â€œBut,â€ she points out, â€œthey also have nothing but opportunity in front of them.â€
Advice from Each:
Christy:Â â€œYouâ€™ll never get rich from a career at a non-profit, so you really have to have a passion for the organizationâ€™s mission. You may not start out at the ideal position, but getting involved with projects and programs outside of your responsibilities could lead to other things. At small organizations, teamwork and diplomacy are essential.â€
Alexis:Â â€œMove forward, even if you arenâ€™t sure. Why? Because youâ€™ll never be sure, but at least youâ€™re moving. There is a lot of worry about having to know â€˜exactly what it is you want to doâ€™ before you can do it. If you try to wait until you know what that is, you may never figure that out!
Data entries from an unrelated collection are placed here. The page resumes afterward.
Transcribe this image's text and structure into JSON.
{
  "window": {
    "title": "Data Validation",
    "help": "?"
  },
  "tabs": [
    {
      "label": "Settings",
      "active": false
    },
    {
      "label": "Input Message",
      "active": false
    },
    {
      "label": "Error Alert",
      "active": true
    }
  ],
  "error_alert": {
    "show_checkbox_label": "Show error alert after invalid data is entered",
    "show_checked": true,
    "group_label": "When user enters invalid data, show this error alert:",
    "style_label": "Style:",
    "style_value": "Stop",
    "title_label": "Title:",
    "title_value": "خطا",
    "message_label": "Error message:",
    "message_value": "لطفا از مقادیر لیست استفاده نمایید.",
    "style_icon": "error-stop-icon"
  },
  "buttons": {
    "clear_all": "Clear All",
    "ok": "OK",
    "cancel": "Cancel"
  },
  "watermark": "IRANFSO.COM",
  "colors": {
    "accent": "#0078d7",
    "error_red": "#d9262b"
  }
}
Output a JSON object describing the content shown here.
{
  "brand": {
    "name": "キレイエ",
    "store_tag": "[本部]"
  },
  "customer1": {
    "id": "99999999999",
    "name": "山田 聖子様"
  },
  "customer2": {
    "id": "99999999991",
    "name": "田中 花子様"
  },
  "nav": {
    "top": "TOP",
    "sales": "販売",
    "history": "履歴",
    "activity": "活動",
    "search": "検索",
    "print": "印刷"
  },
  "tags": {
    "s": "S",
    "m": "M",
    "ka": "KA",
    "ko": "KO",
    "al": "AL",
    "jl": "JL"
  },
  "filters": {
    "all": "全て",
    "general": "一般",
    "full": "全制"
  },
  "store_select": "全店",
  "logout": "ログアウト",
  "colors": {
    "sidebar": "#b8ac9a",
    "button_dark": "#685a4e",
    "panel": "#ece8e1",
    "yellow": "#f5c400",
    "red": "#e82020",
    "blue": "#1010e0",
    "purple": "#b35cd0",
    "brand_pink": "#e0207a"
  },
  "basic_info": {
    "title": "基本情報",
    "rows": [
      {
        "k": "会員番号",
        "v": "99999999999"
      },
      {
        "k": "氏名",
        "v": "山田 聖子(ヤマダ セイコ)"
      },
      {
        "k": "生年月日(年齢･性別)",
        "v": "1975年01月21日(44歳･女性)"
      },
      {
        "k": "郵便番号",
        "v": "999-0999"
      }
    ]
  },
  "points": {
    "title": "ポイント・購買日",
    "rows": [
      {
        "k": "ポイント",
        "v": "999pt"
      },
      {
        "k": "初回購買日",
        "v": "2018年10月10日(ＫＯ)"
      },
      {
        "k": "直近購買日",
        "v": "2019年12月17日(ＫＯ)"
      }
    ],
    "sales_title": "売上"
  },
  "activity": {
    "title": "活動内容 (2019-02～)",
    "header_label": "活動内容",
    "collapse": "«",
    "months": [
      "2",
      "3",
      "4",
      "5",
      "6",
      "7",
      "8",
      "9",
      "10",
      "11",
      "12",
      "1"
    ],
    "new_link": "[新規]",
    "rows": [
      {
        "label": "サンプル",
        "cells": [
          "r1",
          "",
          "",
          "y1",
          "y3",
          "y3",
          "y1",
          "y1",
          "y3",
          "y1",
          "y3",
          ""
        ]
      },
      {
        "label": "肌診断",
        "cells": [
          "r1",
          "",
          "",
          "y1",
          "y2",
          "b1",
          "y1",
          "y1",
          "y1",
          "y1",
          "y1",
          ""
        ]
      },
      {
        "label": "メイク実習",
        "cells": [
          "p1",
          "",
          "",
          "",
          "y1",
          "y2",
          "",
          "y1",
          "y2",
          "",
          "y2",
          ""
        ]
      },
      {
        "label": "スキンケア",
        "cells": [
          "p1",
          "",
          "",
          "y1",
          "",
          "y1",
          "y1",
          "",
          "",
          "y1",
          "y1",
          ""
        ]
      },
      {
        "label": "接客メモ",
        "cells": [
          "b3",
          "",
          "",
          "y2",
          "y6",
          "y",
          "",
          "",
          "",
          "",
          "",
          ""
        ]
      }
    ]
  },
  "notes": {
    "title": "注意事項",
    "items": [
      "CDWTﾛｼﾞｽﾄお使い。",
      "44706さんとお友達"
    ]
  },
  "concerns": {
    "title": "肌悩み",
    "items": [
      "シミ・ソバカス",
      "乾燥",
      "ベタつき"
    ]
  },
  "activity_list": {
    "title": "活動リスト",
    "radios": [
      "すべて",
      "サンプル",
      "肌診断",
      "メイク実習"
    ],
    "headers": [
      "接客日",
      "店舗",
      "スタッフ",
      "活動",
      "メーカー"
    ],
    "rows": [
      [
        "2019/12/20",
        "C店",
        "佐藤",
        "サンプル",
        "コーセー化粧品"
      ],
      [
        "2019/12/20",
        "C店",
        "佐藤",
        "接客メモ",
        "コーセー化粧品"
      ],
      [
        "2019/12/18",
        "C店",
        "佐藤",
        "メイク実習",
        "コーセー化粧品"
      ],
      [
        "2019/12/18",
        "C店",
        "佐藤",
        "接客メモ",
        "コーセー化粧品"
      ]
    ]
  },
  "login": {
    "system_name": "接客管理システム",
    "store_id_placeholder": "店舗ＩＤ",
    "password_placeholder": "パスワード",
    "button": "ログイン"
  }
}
Go with what makes the most sense at the time and what you are most passionate about. Move in that direction and pieces will fall into place. I think it is important to keep moving forward, growing and challenging. Do not choose the easy road every time. The hard road has had better results for me thus far.â€
Renay:Â â€œMaintain a sense of humor, be open, be creative, and have fun! Iâ€™m certain I wouldnâ€™t have thought I would be here, as a grant-maker for U.S.-Japan relationships. Partly, thatâ€™s because I didnâ€™t know this kind of job existed. But it has been a very rewarding position on so many levels. To those looking into this field, be open and have a thirst to explore. You never know where that exploration will take you. And be innovative once you get into the field. I have found that many things are being done simply because thatâ€™s the way they have always been done. The field is ready for new energy, new networks, and fresh ideas!â€
ForÂ JQâ€™s August 2012 article on finding Japan-related jobs in the U.S.,Â click here.